Administration aiming to set Afghanistan benchmarks
Stars and Stripes August 7, 2009
WASHINGTON — White House officials are weeks away from completing and publicly releasing metrics for how they’ll gauge success in Afghansitan, even as the number of U.S. troops in the country continues to rise.
Administration officials, led by National Security Advisor Lt. Gen. Douglas Lute, briefed members of Congress this week on the ongoing efforts to develop benchmarks for progress in Afghanistan and Pakistan. Earlier this year, lawmakers set a Sept. 23 due date for the metrics, and both lawmakers and President Barack Obama have promised to make the measures public then.
For now, details of exactly what military officials would be tracking remain classified, but White House officials confirmed that key House and Senate lawmakers received a nearly finished product in their meeting with Lute and NSA staffers.
The American public, however, appears to be growing increasingly impatient. A new national CNN poll released this week showed that 41 percent of people questioned say they favor the war in Afghanistan, down 9 points from May, when half of those questioned expressed support. Fifty-four percent of respondents in the latest CNN poll said they opposed the Afghan war effort.
As part of the House’s version of the 2010 Defense Appropriations bill, lawmakers have asked for detailed reports throughout the year “outlining the U.S. security, governance, development, counternarcotics and regional strategy in Afghanistan.”
NSA officials said the metrics are fundamentally based on how well U.S. and NATO forces “disrupt, dismantle and defeat al-Qaida” — echoing comments made by Obama during a speech in March outlining the new Afghanistan strategy.
But one item that may not be included is the death toll from skirmishes between U.S. troops and Taliban or al-Qaida fighters. Last month, American military leaders in Afghanistan announced they would no longer release those body counts, calling the numbers uninformative and potentially upsetting to civilians in the country.

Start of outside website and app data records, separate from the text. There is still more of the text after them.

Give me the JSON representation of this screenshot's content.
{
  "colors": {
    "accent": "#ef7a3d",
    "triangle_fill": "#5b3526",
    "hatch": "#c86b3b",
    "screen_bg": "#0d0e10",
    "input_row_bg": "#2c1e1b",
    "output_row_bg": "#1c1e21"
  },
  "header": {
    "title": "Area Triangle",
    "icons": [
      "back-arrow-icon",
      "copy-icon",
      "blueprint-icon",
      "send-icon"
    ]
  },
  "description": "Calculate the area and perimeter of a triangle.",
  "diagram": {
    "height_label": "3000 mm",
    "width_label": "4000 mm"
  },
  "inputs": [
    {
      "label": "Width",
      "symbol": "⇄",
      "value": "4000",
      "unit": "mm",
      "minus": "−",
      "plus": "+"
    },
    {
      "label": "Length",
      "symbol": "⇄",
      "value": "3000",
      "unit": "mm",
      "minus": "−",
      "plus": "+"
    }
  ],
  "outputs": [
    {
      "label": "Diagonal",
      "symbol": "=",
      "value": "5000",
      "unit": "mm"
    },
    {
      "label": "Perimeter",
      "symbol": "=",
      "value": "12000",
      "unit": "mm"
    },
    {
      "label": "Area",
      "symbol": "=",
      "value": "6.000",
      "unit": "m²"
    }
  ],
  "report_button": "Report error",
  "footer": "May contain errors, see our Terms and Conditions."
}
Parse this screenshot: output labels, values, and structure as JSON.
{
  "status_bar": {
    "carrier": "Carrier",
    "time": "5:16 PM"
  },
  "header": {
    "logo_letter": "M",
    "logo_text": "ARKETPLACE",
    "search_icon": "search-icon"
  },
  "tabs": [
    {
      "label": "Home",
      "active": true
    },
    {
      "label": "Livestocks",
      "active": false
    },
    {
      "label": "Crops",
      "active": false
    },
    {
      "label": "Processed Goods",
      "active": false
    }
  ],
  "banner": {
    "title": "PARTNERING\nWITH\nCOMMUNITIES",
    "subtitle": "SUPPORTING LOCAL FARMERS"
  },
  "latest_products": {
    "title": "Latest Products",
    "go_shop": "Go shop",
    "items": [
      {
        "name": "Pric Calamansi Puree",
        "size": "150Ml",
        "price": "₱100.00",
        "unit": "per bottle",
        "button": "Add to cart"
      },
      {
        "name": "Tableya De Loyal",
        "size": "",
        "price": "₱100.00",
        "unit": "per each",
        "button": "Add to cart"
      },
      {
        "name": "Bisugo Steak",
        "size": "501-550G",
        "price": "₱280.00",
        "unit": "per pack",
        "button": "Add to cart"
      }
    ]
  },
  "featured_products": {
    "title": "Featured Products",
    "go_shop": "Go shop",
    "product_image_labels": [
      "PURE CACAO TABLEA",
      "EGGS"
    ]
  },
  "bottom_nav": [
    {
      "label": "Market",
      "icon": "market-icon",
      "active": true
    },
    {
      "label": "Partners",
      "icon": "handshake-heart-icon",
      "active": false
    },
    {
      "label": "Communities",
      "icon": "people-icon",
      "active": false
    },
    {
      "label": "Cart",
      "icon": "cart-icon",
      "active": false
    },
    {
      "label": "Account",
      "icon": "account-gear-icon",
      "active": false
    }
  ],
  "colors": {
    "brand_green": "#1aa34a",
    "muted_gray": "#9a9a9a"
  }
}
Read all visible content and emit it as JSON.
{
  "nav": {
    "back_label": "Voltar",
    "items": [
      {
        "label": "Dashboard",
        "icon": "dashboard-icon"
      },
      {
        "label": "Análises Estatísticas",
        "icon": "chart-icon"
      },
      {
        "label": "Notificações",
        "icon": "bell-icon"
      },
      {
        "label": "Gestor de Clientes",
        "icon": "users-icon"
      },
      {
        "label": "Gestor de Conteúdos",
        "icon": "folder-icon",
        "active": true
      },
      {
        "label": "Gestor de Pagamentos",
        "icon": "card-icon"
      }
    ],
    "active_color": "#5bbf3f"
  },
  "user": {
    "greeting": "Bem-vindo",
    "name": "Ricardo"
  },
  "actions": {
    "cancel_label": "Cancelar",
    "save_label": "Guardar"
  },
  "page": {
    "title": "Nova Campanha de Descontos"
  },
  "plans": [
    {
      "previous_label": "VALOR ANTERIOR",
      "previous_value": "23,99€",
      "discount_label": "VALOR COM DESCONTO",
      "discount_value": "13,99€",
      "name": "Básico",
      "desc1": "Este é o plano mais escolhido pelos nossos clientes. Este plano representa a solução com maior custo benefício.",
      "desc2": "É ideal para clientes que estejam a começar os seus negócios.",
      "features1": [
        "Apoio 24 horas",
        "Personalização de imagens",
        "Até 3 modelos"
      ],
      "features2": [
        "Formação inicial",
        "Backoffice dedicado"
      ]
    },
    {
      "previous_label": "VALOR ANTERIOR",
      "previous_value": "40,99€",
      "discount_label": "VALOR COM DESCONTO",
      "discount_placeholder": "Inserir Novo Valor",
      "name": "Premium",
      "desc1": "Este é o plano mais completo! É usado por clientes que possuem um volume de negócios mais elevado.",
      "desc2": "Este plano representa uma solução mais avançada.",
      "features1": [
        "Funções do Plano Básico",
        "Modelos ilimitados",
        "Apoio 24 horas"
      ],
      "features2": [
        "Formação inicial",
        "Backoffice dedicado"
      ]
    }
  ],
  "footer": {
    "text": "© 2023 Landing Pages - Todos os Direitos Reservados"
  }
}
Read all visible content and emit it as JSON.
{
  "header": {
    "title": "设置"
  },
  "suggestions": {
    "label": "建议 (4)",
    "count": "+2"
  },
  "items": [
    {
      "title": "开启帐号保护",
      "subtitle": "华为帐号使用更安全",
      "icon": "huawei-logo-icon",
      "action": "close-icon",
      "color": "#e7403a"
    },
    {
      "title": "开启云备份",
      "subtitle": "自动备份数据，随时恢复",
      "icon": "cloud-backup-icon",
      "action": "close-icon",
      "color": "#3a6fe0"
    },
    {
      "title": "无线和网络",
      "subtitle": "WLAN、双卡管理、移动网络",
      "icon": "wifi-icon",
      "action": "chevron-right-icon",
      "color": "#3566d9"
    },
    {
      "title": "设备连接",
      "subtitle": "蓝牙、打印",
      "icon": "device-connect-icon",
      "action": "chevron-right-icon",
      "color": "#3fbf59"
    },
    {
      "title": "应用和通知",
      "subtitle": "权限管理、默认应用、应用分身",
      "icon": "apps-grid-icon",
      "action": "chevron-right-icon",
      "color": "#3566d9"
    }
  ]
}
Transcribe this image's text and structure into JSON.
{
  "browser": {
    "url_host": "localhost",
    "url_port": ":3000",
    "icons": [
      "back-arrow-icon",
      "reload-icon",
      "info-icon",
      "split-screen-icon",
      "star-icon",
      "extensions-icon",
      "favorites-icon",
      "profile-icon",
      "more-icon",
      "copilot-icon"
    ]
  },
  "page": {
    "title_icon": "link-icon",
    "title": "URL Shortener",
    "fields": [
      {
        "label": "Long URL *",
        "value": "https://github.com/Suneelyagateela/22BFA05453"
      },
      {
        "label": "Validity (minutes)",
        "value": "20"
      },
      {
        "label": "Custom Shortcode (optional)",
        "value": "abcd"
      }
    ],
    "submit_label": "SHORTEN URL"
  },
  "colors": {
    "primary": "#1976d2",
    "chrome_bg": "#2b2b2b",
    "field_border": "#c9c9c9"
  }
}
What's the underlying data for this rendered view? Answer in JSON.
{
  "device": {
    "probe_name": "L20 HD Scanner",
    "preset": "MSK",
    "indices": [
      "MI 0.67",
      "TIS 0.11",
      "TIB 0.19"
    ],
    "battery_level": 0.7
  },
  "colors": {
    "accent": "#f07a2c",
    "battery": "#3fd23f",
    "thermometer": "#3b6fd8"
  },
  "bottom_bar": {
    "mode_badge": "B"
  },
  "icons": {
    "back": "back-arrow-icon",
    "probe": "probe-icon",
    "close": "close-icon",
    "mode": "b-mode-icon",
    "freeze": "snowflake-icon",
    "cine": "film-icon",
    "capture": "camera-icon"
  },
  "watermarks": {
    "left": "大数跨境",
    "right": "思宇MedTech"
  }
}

White House officials would not comment on whether the death tallies are included in the latest draft of the metrics.
A spokesman for Sen. Carl Levin, chairman of the Senate Armed Services Committee, said he was pleased with the work thus far and confident the new metrics will be ready on Sept. 23.
Lawmakers have been receiving progress reports on Afghanistan from the Pentagon since inserting an amendment requiring the summaries into the 2008 defense authorization bill. The most recent report, issued in July, noted progress in stabilizing the region but added that U.S. forces continue to face “severe challenges” in the fight.
Members of the House have criticized that periodic report for being nearly five weeks late and incomplete, since it contains largely anecdotal and analytical summaries on the region.
Rep. John Murtha, chair of the House Appropriations’ defense subcommittee, again this week reiterated the need for “achievable and realistic benchmarks” for Afghanistan.
Still, White House officials said they were pleased with the meetings this week, getting only small changes and positive feedback from lawmakers. Additional discussions on the metrics will take place between the Defense and State departments over the coming weeks.